So here are my answers:
How old were you when you started programming?
Timelines are a little hard to remember exactly, but pretty young. I saw my first computer an Apple II at about 8 and was instantly captivated. My elderly neighbour had an Acorn Electron which he used to let my brother and I use from time to time. We started by tapping away at type-ins from magazines about that time. Not really programming per se but that sort of knowledge must have filtered through. I guess I would have been 10 or 11.
How did you get started in programming?
An excitement for computers grew from the introduction to home computers above. My brother bought an Amstrad CPC 464 maybe a year or two later. I started coding on Locomotive Basic, doing type-ins and generally experimenting with what BASIC could do. After that I went 50/50 with my brother and we bought an Amiga 500 and I continued to hack away at Basic. My first introduction to real compiled languages was around 1991 when I bought my first PC at about 16. Rocking fast 386SX20!
What was your first language?
As outlined above, I used various versions of Basic for a start, but my first "real" language was Turbo Pascal. Can't remember the exact version but 4.0 seems to ring a bell. From there I got a copy of Turbo C++ and stuck with C for a few years until I found Delphi in about 1995. The thing to remember about those days is that there was no internet, and books and programming information were really hard to come across - where I lived anyway. You pretty much learned programming by teaching yourself and pouring over the help files. It's much easier now to get up and running.
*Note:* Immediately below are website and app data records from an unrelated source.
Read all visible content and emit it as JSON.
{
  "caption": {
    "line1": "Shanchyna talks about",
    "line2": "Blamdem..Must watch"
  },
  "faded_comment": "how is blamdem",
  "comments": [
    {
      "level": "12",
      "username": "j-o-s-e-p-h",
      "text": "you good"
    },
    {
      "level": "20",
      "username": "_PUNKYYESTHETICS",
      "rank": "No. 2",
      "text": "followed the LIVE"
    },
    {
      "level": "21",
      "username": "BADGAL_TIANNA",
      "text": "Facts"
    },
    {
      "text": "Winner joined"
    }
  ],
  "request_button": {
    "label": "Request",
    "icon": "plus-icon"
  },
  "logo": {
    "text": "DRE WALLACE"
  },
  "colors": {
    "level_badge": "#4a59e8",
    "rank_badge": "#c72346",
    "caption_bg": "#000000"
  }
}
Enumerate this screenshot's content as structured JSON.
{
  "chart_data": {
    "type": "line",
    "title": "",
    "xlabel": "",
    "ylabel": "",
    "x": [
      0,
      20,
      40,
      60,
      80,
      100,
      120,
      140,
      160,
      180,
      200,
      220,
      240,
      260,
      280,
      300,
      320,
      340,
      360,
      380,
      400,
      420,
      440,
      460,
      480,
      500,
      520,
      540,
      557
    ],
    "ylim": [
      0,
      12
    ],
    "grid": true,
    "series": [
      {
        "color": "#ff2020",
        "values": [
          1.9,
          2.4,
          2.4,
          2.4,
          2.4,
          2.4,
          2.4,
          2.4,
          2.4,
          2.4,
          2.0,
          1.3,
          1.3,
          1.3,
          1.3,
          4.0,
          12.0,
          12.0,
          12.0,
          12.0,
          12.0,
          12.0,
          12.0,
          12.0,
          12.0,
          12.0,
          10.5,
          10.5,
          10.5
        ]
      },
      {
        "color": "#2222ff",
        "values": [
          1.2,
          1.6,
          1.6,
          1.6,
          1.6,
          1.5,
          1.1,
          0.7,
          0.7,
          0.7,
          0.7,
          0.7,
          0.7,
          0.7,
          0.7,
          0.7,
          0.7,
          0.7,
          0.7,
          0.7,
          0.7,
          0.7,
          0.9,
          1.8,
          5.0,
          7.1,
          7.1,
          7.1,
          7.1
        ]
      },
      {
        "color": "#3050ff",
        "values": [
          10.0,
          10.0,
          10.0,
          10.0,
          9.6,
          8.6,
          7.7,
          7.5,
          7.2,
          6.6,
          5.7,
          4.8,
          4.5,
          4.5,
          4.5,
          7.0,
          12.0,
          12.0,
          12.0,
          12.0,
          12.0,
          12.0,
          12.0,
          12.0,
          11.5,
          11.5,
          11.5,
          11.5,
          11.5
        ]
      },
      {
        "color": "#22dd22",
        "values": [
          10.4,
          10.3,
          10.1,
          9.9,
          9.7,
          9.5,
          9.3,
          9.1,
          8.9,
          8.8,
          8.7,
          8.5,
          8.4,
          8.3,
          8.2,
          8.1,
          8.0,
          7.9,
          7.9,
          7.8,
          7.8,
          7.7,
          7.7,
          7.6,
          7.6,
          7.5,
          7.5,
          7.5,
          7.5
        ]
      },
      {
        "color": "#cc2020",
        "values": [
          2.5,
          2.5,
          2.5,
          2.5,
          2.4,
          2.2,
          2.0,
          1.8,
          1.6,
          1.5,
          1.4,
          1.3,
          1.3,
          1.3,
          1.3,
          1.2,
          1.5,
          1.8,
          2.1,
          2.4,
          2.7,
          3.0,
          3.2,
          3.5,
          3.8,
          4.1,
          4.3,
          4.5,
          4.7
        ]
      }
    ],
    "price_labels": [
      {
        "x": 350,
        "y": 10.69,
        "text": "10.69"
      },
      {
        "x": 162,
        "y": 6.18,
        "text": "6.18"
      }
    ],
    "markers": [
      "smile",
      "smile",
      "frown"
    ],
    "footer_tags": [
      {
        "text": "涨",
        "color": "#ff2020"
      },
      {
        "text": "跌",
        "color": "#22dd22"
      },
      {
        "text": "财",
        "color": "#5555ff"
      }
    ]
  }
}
Anyway, I digress.
What languages have you used since you started programming?
In roughly chronological order:
- Turbo Pascal
- Turbo C/C++
- Visual Basic
- Codewarrior C for Palm OS
- ASP Classic in VBScript
- Objective-C / Cocoa
Most of my profession career has been using Delphi for the first 5 or so years, a couple of years in COBOL and the last 5 or so years in C#, and recently the last year or so dabbling with Objective-C on the side.
What was your first professional programming gig?
I got hired to create some reservation tracking software on the Amiga 500 for a motel, but half way through the Amiga died, so I never got to finish it. I was about 17, after that I wrote some Car Dealer Management software for my brother-in-law, again never got paid, so I guess my first commercial gig was straight out of tech coding software for Gym's in VB5.
If you knew then what you know now, would you have started programming?
Yes. I can't imagine not programming. I sort of rebelled against it just after school - tried a few other jobs, but realised along the way I was best suited for software development as it was what I really wanted to do.
If there is one thing you learned along the way that you would tell new developers, what would it be?
Never stop learning. Computing evolves over time, and you should too. I have seen so many programmers who can't find work because they stuck with language or tech X and it has died and they haven't taken the time or been too stubborn to learn something new.
I know it says one thing, but I think the other bit of advice I can give new developers is this: there are NO EGOS IN SOFTWARE DEVELOPMENT. Always be open to suggestions, comments and criticism. Take a step back from your code and ask is there a better way to do this, and admit when you are wrong.
What’s the most fun you’ve ever had … programming?
Hmmm, that is an interesting question, one which I don't have an obvious answer. I've been involved with some interesting projects over the years, including writing and controlling automation gear for a Milking system, well before most people had heard about RFID. I also got to develop for the Palm OS early on in my career in the late 90's which was fun at the time - saw the first colour palm back then which we thought was ground breaking. Have been enjoying coding for the iPhone recently too.
Now, let’s tag someone else
Well, most of the people I would tag, have been tagged already or don't blog (Dan R and Tordon this means you), but Shaun Austin, who also posts here occasionally, over to you.